Light and electron microscopy of the affected areas reveal a decreased or absent cuticular cell layer and the characteristic paintbrush bristle appearance of trichorrhexis nodosa. More precisely, it resembles a crushed paint brush and is called a "paint brush fracture."[3] In patients with underlying trichothiodystrophy, polarized light shows the typical appearance of alternating light and dark bands on the shaft, the so-called tiger-tail pattern.[30] Fungal microscopy and culture may be performed if necessary. Patients suspected of having an underlying congenital disorder because of a young age at onset and because of the presence of associated symptoms warrant further investigation.

Analysis of the hair shaft may reveal a chemical deficiency caused by a metabolic disorder (eg, low sulfur level in trichothiodystrophy). Serum and urine amino acid levels should be investigated.

Other blood tests may include copper level tests, iron studies, blood cell counts, and liver and thyroid function tests.

Imaging Studies

A CT of the brain and an EEG may aid in diagnosis if mental retardation is present.

Tortuous intracranial vessels and bladder diverticula may be present at early stages and may suggest this diagnosis.[31]

Other Tests

Dermoscopy shows breakage in hair shafts at multiple levels, producing an appearance suggestive of the ends of two brushes aligned in opposition, resembling “thrust paint brushes.”[23, 24, 32] High-power magnification demonstrates these fibers in detail, while at low power, these structures appear as light-colored nodules or gaps located along the hair shaft.[24]



Medical Care

Regardless of the presence or the absence of an underlying defect of the hair shaft, trichorrhexis nodosa is ultimately the result of trauma. Therefore, treatment is aimed at minimizing physical or chemical trauma.

Excessive brushing, hot combing, permanent waving, and other harsh hair treatments should be avoided. In acquired localized trichorrhexis nodosa, the underlying pruritic dermatosis should be treated to prevent trauma from scratching or rubbing. Underlying metabolic disorders are treated accordingly, usually through the implementation of a specifically tailored diet.

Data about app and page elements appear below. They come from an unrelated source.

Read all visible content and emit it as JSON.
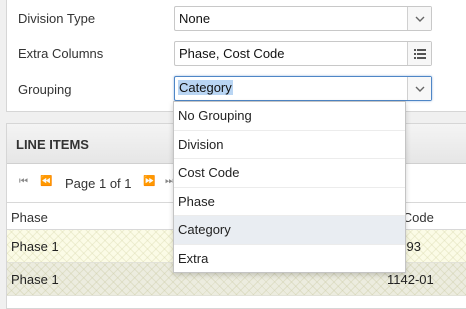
{
  "settings": {
    "division_type": {
      "label": "Division Type",
      "value": "None"
    },
    "extra_columns": {
      "label": "Extra Columns",
      "value": "Phase, Cost Code"
    },
    "grouping": {
      "label": "Grouping",
      "value": "Category"
    }
  },
  "line_items": {
    "title": "LINE ITEMS",
    "pager": {
      "page_text": "Page 1 of 1"
    },
    "columns": [
      "Phase",
      "st Code"
    ],
    "rows": [
      {
        "phase": "Phase 1",
        "cost_code": "1-93"
      },
      {
        "phase": "Phase 1",
        "cost_code": "1142-01"
      }
    ]
  },
  "grouping_dropdown": {
    "options": [
      "No Grouping",
      "Division",
      "Cost Code",
      "Phase",
      "Category",
      "Extra"
    ],
    "highlighted": "Category"
  },
  "colors": {
    "focus_border": "#4f86c6",
    "selection": "#b9d5f3",
    "row_highlight": "#fbfbe6"
  }
}
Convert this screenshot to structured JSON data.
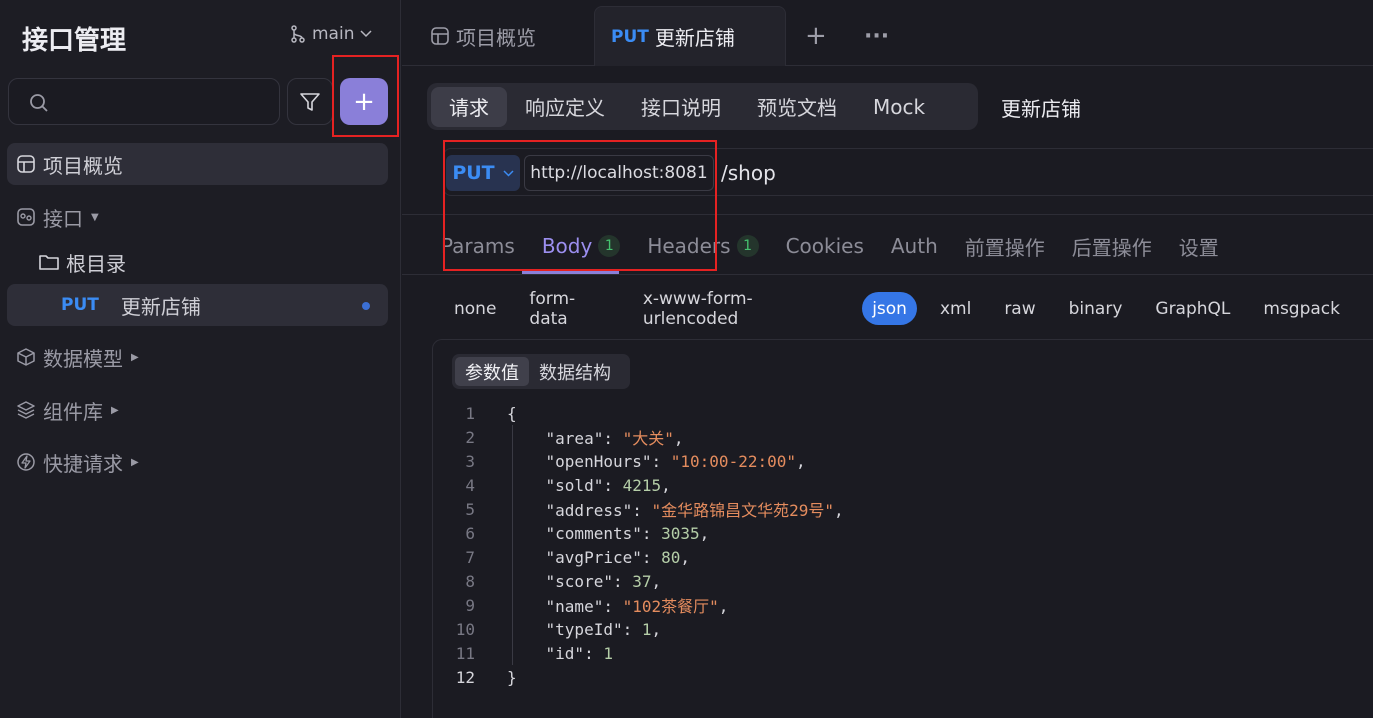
{
  "sidebar": {
    "title": "接口管理",
    "branch": "main",
    "add_label": "+",
    "overview": "项目概览",
    "interfaces": "接口",
    "root_dir": "根目录",
    "endpoint_method": "PUT",
    "endpoint_name": "更新店铺",
    "data_models": "数据模型",
    "components": "组件库",
    "quick_requests": "快捷请求"
  },
  "tabs": {
    "overview": "项目概览",
    "active_method": "PUT",
    "active_name": "更新店铺",
    "add": "+",
    "more": "···"
  },
  "subtabs": [
    "请求",
    "响应定义",
    "接口说明",
    "预览文档",
    "Mock"
  ],
  "api_name": "更新店铺",
  "url": {
    "method": "PUT",
    "base": "http://localhost:8081",
    "path": "/shop"
  },
  "request_tabs": {
    "params": "Params",
    "body": "Body",
    "body_count": "1",
    "headers": "Headers",
    "headers_count": "1",
    "cookies": "Cookies",
    "auth": "Auth",
    "pre": "前置操作",
    "post": "后置操作",
    "settings": "设置"
  },
  "body_types": [
    "none",
    "form-data",
    "x-www-form-urlencoded",
    "json",
    "xml",
    "raw",
    "binary",
    "GraphQL",
    "msgpack"
  ],
  "body_types_active": "json",
  "view_switch": [
    "参数值",
    "数据结构"
  ],
  "code": {
    "open": "{",
    "close": "}",
    "fields": [
      {
        "key": "\"area\"",
        "value": "\"大关\"",
        "type": "s"
      },
      {
        "key": "\"openHours\"",
        "value": "\"10:00-22:00\"",
        "type": "s"
      },
      {
        "key": "\"sold\"",
        "value": "4215",
        "type": "n"
      },
      {
        "key": "\"address\"",
        "value": "\"金华路锦昌文华苑29号\"",
        "type": "s"
      },
      {
        "key": "\"comments\"",
        "value": "3035",
        "type": "n"
      },
      {
        "key": "\"avgPrice\"",
        "value": "80",
        "type": "n"
      },
      {
        "key": "\"score\"",
        "value": "37",
        "type": "n"
      },
      {
        "key": "\"name\"",
        "value": "\"102茶餐厅\"",
        "type": "s"
      },
      {
        "key": "\"typeId\"",
        "value": "1",
        "type": "n"
      },
      {
        "key": "\"id\"",
        "value": "1",
        "type": "n"
      }
    ],
    "line_numbers": [
      "1",
      "2",
      "3",
      "4",
      "5",
      "6",
      "7",
      "8",
      "9",
      "10",
      "11",
      "12"
    ]
  },
  "colors": {
    "accent": "#8a7fd9",
    "put": "#3b8cf4",
    "highlight": "#e52222"
  }
}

Patients should avoid physical and chemical trauma to the hair shaft. See Pathophysiology.